From the data in the table, it is clear that the shale and clay lightweight aggregate have absorptions that are markedly higher than the lightweight aggregate made from slate. Those who believe Myth #1 would think that this would indicate that the materials with higher absorption would have reduced properties compared to the slate. However, data in the table do not support this assertion. The 28-day compressive and splitting tensile strength data for the shale and clay aggregates are not significantly different from the strengths of the slate aggregate; in fact, the splitting tensile strength for the slate aggregate is the lowest of the three mixtures. The thermal characteristics of the lightweight concrete from the three sources are also very similar. This data, therefore, supports the notion that for these mixtures, the lightweight concrete has fairly similar performance characteristics between the different types of raw materials and absorptions so the use of the absorption or raw material type alone would not be an effective criteria for selection of the aggregate for a project.

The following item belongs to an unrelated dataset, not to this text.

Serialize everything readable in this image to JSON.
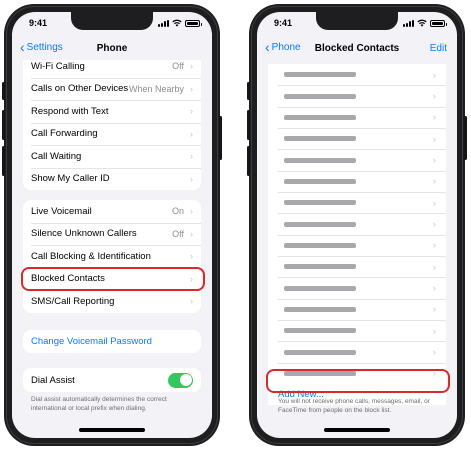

Lightweight concrete mixtures using lightweight aggregate from three sources (2 shales and a slate) were also tested by Greene and Graybeal (2013) to study the performance of lightweight concrete for prestressed concrete bridge girders. Test results on material properties for these mixtures indicate that the absorptions of the shales were 14.5% and 10.3% compared to 9.0% for the slate. Therefore, the difference in absorption for these lightweight aggregate sources was not as significant as in the Byard and Schindler study. While a statistical analysis of the data was not performed, test results for the mixtures using the shale lightweight aggregates did not appear to have significantly different compressive and tensile strengths and modulus of elasticity values compared to the mixture using slate lightweight aggregate.

CONCLUSION: Based on the results reported for these two test programs, Myth #1 is not true. The test results discussed above reveal that there is no systematic difference in material properties between mixtures made with different types of lightweight aggregate or aggregates with different absorptions.

AASHTO. 2015. Standard Specification for Lightweight Aggregates for Structural Concrete, M 195. AASHTO.

ASTM International. (2017). Standard Specification for Lightweight Aggregates for Structural Concrete. C330 / C330M-17a. ASTM International, West Conshohocken, PA. doi: [AASHTO M 195]

Byard, B.E. and Schindler, A.K. (2010) Cracking tendency of lightweight concrete. Highway Research Center, Auburn, Ala.

Greene, G.G. and Graybeal, B.A. (2013), Lightweight concrete: Mechanical properties, FHWA-HRT-13-062, Federal Highway Administration, U.S. Department of Transportation, Washington, DC.

Photo Gallery

  • Stockpiles for the three lightweight aggregates used to make the prestressed concrete girders tested by Greene and Graybeal (2013)